More Than 240 Sushi Restaurant Patrons Complain Of Illness

A Raleigh, North Carolina sushi restaurant, Sushi Nine, is at the center of more than 240 customer reports of illness, reaching back as far as November 28, when the first symptoms were reported. Local Wake County Environmental Services confirmed three norovirus cases as being linked to the restaurant, but the remaining cases are still under investigation. The restaurant voluntarily closed for 48 hours on December 5, to perform sanitizing and allow inspectors to examine the premises for clues to the source of the outbreak. No new cases were reported when the restaurant reopened on December 8 following that deep cleaning.

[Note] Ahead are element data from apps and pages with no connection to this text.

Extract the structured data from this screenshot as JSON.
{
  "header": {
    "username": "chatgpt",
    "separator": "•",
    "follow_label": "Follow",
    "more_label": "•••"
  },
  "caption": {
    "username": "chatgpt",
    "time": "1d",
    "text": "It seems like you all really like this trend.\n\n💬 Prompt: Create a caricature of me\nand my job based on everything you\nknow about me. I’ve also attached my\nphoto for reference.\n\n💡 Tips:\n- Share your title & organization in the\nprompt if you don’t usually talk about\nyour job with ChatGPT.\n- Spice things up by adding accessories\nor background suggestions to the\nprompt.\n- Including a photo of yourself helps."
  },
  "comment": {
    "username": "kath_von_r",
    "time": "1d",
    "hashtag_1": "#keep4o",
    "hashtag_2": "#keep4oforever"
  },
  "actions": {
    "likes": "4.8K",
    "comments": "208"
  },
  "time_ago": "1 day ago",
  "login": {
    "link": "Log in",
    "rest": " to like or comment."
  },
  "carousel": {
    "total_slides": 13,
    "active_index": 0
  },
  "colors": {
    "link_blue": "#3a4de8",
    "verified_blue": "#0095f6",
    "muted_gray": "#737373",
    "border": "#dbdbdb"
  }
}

Although the environmental services agency interviewed more than 170 customers of the restaurant who reported getting sick, pinpointing the exact cause of the outbreak may not be possible. The diners ate a variety of foods, and the agency notes that narrowing down the initial source of contamination is frequently difficult.

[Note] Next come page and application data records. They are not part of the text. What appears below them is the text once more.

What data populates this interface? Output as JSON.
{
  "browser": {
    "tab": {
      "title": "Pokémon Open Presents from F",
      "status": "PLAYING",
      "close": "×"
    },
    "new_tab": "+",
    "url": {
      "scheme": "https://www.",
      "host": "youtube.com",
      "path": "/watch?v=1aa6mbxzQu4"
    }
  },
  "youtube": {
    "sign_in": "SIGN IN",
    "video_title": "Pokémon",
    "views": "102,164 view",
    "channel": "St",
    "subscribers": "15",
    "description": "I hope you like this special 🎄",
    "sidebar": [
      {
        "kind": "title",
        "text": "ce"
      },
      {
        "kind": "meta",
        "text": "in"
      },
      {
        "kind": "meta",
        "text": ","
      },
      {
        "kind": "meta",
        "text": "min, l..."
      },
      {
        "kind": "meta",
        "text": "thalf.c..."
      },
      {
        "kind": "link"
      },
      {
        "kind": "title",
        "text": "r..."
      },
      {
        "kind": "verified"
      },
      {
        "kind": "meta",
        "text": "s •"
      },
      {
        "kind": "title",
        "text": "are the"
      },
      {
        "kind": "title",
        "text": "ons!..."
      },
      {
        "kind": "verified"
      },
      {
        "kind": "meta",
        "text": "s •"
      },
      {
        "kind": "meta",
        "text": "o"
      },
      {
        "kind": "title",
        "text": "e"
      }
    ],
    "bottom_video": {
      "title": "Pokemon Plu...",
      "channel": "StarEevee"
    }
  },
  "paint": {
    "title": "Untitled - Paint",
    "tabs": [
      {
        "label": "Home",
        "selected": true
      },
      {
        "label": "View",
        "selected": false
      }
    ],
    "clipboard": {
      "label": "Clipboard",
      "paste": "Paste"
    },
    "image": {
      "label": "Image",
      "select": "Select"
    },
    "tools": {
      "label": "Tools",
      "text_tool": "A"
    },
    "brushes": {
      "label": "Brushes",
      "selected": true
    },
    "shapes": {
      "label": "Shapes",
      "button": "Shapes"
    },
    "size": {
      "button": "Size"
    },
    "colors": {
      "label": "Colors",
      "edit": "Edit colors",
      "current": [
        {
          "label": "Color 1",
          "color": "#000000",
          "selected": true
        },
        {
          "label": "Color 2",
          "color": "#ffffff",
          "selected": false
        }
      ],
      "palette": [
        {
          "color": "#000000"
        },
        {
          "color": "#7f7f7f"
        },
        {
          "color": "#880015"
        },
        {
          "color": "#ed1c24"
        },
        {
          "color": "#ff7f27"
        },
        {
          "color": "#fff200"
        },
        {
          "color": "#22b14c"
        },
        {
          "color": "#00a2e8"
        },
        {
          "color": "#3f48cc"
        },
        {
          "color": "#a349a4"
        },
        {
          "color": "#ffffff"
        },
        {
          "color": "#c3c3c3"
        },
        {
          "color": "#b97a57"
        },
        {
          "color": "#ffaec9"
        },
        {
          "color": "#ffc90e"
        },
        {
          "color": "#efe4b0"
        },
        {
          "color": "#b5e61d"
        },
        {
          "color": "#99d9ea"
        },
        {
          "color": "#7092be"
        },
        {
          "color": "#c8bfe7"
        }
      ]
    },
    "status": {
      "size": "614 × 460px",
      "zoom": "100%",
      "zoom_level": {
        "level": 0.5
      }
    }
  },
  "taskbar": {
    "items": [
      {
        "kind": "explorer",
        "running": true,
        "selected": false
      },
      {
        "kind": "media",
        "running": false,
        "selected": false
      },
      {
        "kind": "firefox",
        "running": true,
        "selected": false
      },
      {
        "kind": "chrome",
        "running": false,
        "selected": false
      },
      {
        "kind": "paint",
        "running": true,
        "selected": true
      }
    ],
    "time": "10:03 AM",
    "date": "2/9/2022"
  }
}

Tracing the outbreak is ongoing

Restaurant manager Mac Schreiber told NBC News he felt the outbreak originated with an infected person who entered the establishment and not from the kitchens of Sushi Nine. The virus can survive for several days on hard surfaces and is easy to contract in crowded environments. Wake County Public Health recommends that anyone eating at the restaurant between November 28 and December 5 contact their healthcare provider if they have any potential symptoms.

The number one cause of food-related illness in the United States, norovirus often spreads via contaminated surfaces and infected people. Its onset is marked by such symptoms as diarrhea and vomiting, typically occurring within 12 to 48 hours. The infection poses a risk of severe dehydration. Contamination often stems from infected food service personnel or tainted foods, amplifying the potential for transmission. Handwashing with soap and water for a minimum of 20 seconds is the best defense against illness caused by norovirus; the CDC notes that hand sanitizer may not be as effective in eliminating the virus.